My column in this week’s NBR argues that if New Zealand were serious about wanting to do away with gangs, the government would be looking at alternatives to drug prohibition rather than adding up dubious stats on the fiscal costs of gang members to justify crackdowns on gangs.
First, the dubious stats part. Rolling up 22 years’ worth of costs into one big number just isn’t on. Annual figures allow reasonable comparisons; annual per-capita figures even more so. The only purpose great big numbers serve is a political one. They cannot be contextualised reasonably. Quick question: to what is $700 million over 22 years closest: aggregate government expenditure on pens; aggregate government expenditure on computer monitors and keyboards; or, the total cost of air travel provided to former MPs over that period? You don’t know and I don’t know either. The number is without anchor. Annual figures we can think about in terms of other fixed things in the budget.
If you look at the welfare assistance component, the total of $525m is $132,000 per known gang member (p.10). Over 22 years, so that’s $6000 per capita per year. If you add in some of the related costs, it goes up to about $8200 per gang member per year to get the $714m figure. But those aren’t incremental costs of being in a gang, they’re total costs of gang members. And, as I mention in the article, the cohorts who go into gangs are different from the average and would have different outcomes than the average even if they didn’t join a gang.
I argue that experts know drug prohibition doesn’t work. Some evidence on this: Locally, the NZ Drug Foundation’s Wellington Declaration of a few years ago argued strongly against the prosecution of those possessing drugs except after treatment refusal.
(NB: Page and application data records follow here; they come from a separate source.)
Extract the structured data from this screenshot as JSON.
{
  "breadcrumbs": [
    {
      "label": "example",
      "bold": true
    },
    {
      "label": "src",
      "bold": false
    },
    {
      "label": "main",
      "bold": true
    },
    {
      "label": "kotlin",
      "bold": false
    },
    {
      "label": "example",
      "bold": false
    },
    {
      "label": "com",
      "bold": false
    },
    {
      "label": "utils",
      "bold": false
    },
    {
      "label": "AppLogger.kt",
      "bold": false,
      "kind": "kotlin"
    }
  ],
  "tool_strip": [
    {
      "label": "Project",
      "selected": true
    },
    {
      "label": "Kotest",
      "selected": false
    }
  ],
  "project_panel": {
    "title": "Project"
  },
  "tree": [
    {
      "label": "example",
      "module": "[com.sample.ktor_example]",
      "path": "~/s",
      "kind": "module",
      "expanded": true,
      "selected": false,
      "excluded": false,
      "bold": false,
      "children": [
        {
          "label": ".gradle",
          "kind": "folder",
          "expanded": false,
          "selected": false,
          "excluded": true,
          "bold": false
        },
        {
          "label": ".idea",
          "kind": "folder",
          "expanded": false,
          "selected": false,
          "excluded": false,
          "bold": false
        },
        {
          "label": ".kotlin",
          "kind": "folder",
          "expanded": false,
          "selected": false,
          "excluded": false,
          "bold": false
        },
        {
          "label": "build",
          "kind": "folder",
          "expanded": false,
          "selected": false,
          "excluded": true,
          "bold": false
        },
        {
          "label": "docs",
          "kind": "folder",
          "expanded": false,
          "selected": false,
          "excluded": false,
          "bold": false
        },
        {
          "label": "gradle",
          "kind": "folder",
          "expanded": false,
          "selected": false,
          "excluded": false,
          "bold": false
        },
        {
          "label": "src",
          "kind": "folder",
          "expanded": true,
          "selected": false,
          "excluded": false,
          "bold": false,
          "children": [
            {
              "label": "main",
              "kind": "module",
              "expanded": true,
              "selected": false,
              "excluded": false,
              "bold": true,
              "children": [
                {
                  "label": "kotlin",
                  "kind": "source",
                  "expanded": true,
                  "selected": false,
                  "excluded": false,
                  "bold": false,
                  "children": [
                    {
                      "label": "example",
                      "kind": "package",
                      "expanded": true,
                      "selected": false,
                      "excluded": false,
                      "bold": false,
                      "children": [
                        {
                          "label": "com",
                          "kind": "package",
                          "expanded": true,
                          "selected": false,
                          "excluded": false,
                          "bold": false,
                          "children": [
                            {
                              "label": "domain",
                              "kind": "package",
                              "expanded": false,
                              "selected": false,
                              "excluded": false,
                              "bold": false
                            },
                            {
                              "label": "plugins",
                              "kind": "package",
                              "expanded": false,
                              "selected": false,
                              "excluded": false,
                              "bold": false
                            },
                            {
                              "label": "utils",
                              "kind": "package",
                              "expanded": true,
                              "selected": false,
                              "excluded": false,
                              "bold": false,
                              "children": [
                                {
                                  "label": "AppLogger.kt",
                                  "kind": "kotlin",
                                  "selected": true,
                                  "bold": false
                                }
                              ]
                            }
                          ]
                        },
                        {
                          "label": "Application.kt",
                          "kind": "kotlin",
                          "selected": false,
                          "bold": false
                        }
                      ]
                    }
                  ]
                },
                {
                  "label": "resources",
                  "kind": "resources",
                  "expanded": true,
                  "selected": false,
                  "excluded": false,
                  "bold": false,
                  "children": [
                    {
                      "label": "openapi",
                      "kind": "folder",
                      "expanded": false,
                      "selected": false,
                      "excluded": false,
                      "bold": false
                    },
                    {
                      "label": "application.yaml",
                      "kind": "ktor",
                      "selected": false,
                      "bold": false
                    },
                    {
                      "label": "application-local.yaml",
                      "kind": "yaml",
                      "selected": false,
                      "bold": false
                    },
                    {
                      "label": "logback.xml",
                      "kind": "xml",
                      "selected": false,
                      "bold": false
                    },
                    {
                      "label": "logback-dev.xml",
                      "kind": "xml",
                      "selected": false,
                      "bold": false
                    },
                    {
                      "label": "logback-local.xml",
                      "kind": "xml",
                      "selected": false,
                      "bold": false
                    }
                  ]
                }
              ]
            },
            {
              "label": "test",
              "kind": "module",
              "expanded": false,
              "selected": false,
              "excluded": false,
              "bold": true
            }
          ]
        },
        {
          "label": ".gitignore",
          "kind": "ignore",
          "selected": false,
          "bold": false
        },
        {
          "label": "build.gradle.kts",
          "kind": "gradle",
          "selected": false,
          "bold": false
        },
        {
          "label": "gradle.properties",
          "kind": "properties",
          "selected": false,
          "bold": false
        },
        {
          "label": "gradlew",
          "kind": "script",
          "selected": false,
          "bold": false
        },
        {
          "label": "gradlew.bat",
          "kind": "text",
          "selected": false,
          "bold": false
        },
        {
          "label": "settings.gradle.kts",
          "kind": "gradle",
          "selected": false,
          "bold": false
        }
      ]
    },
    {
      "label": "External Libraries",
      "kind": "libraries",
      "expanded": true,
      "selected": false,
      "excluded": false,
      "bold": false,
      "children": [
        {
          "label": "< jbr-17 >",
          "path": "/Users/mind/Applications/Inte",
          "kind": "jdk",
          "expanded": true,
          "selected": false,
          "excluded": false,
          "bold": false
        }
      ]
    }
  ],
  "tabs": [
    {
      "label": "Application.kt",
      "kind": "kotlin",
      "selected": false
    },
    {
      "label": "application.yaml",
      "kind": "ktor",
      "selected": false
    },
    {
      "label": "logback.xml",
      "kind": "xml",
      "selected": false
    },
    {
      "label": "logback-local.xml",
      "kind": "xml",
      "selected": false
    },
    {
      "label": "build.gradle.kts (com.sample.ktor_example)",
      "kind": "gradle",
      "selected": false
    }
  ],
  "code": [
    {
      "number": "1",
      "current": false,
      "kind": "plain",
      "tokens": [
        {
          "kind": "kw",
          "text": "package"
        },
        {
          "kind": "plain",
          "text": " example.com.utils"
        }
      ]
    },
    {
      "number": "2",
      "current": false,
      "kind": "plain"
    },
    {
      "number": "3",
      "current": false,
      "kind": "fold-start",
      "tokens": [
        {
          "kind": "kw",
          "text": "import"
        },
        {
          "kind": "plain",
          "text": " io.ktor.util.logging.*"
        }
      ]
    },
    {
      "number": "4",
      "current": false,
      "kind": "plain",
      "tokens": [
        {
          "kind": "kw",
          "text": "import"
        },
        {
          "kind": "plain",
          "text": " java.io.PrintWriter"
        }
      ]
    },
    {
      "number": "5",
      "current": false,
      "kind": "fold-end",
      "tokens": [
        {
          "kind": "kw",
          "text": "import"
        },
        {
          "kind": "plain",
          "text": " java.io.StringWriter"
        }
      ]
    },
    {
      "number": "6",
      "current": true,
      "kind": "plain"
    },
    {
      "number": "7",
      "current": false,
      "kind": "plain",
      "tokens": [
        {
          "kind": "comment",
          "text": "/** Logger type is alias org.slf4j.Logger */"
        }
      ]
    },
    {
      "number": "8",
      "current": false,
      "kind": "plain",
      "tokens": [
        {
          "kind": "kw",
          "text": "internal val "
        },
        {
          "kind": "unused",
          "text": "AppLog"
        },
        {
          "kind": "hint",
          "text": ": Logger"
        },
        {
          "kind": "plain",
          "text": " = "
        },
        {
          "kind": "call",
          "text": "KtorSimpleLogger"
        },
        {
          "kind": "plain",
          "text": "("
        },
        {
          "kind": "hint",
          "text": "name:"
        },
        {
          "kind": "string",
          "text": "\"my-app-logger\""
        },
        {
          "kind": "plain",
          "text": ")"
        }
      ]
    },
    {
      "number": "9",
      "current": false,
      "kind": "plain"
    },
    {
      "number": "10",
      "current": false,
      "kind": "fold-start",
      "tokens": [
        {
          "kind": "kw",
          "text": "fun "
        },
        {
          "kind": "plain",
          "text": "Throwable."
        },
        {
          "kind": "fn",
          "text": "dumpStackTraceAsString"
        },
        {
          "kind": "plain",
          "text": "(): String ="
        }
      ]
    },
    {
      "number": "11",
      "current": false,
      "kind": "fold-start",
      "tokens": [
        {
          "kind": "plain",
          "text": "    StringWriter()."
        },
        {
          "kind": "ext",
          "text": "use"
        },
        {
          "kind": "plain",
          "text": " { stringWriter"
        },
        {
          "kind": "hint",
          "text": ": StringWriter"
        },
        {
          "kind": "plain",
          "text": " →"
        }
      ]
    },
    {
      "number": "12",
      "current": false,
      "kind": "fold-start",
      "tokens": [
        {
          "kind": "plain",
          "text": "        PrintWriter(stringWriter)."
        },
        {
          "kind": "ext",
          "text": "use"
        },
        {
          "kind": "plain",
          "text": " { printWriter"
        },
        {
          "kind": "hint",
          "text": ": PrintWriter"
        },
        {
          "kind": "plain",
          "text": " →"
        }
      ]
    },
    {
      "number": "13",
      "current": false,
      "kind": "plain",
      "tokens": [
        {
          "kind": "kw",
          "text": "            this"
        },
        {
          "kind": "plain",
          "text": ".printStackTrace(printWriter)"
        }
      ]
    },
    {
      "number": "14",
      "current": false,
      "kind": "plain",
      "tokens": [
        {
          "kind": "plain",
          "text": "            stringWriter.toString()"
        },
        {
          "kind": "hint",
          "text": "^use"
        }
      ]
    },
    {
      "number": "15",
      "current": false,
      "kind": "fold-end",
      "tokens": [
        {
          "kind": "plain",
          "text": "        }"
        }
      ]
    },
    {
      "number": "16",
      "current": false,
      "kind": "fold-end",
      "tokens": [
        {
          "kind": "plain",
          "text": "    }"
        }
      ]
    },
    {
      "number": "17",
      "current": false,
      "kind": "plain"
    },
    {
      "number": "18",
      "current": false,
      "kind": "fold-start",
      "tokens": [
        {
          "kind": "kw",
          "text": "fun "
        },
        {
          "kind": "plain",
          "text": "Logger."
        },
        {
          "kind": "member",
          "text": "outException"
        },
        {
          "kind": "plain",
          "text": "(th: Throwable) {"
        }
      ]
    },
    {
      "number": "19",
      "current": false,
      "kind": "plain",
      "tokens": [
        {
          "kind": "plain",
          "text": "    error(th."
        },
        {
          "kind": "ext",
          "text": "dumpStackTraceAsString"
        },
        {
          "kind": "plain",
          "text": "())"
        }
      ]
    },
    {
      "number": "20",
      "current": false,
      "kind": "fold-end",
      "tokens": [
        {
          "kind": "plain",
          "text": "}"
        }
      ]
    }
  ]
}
That’s a medicalisation/decriminalisation approach. Their group was very broad-based. The Drug Foundation’s February conference noted the slow and seismic shift away from “punitive approaches which have proven costly and largely ineffective”. The New Zealand Law Commission’s survey, which was heavily politically constrained in scope, nevertheless raised substantial objection to hard forms of prohibition. At paragraph 59, they noted a preference for responses proportionate to harms and diversion of users into treatment rather than jail.
Moving away from New Zealand, Mark Kleiman’s synthesis of the existing literature argues for a graduated system, with prohibition maintained for the worst drugs but easier regimes for safer drugs. The California Medical Association’s endorsement of medical marijuana stated:
In addition, CMA does not as a matter of policy encourage the use of marijuana and discourages smoking. But, ultimately, its members believe that the most effective way to protect the public health is to tightly control, track and regulate marijuana and to comprehensively research and educate the public on its health impacts, not through ineffective prohibition.
Among economists, we have Mark Thornton’s 1995 survey that found a majority of economists supported either legalisation or decriminalisation, though his survey was not sufficiently granular to allow different responses for riskier and less risky drugs. The IGM panel of economists, with responses weighted by expert confidence, had 79% agreeing or strongly agreeing that Netherlands’ style restrictions on soft drugs combined with moderate taxes on them would have lower social costs than prohibition.
When the Law Commission went out to consult on drug policy, they had a pretty firm steer on that there was no political alternative to prohibition. The government either likes prohibition for its own sake, or views itself as being constrained by international convention, or constrained by voters. The international convention bit is getting very strained where Canada’s legalising marijuana, Australia’s moving toward medical marijuana, and more US states are legalising marijuana. It is implausible that New Zealand could not do it, were there demand.
Were it up to me, we’d legalise cannabis immediately for sale to those 18 and older, with excise on it to maintain selling price to consumers at about the pre-prohibition price, and with provision for home growing similar to provisions for home brewing and home distillation of alcohol. We’d reinstate the regime around legal highs so that basic safety testing were again possible, and have enough licensed outlets that we wouldn’t get John Campbell specials on the scary-looking queues outside a few outlets. We’d bring the safest drugs of each category under the legal highs framework, along with excise to maintain price to consumers at pre-legalisation levels so you wouldn’t unduly goose demand. And after that had run for a while, we’d see whether folks had shifted into the safer products from the worse ones that had continued to be illegal. And along side all of it would be ample provisions of support services for users who ran into difficulty or who needed help quitting, and tons of monitoring to see what was happening with uptake and experienced harms. Prohibition does far more harm than good. But which potential non-prohibition regime is really best is less clear. Not knowing which non-prohibition regime is best is a poor excuse for not moving away from prohibition.